But the one thing that stood out -- aside from how the officials were overwhelmingly defended for their calls -- was how classy everyone was in the wake of Butler's victory. Butler coach Brad Stevens' initial comments were about how badly he felt for Pitt. Jamie Dixon, the Pitt coach, said the call was not why his Panthers lost. But Pitt's Nasir Robinson showed the most grace. Instead of blaming the referee for making a call nearly 90 feet from Butler's basket, Robinson took full responsibility, saying: "It wasn't the ref's fault. It was my fault.''
Montreal Canadiens forward Max Pacioretty recently suffered a severe concussion and a cracked vertebra when he was slammed into an extension that separates the team benches by Bruins defenseman Zdeno Chara. At their meetings last week, the NHL general managers didn't take any steps to have those extensions removed, and now outspoken analyst Mike Milbury, who can be seen on NBC and Hockey Night in Canada, has put NHL commissioner Gary Bettman and players’ union head Don Fehr on notice. On Saturday night's Hockey Night in Canada broadcast, Milbury looked straight at the camera and said: "One guy breaks his neck and it's on you, Gary Bettman, and it's on you, Don Fehr. Somebody should've stepped in, and they didn't. Shame on you!''

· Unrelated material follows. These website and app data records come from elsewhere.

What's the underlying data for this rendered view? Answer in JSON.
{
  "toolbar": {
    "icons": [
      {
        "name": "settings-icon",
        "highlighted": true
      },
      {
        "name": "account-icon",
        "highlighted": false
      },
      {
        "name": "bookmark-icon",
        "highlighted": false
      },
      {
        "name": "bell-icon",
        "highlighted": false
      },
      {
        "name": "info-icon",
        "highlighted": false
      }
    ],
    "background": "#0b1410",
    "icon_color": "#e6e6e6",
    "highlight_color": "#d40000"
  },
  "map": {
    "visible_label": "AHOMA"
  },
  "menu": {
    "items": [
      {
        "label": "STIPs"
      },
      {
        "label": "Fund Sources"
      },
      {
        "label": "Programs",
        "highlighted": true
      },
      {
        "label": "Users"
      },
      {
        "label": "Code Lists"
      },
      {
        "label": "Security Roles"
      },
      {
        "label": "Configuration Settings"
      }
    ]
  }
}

Three things that popped into my head
1. Canadiens defenseman P.K. Subban is a good player, but he is an embarrassment to the NHL for his consistent lack of respect for the game. Faking an injury to get the Lightning’s Vinny Lecavalier kicked out of a game last week was disgraceful. And don't think the league and the referees will forget that Subban showed up both up with his little acting job.
2. How cool was it to think that people up north might have tuned into the Transitions Championship over the weekend and thought, "Man, the St. Petersburg-Clearwater area looks like a beautiful place to live.''
3. It seems flat-out wrong that Dick Vitale has never called an NCAA Tournament game.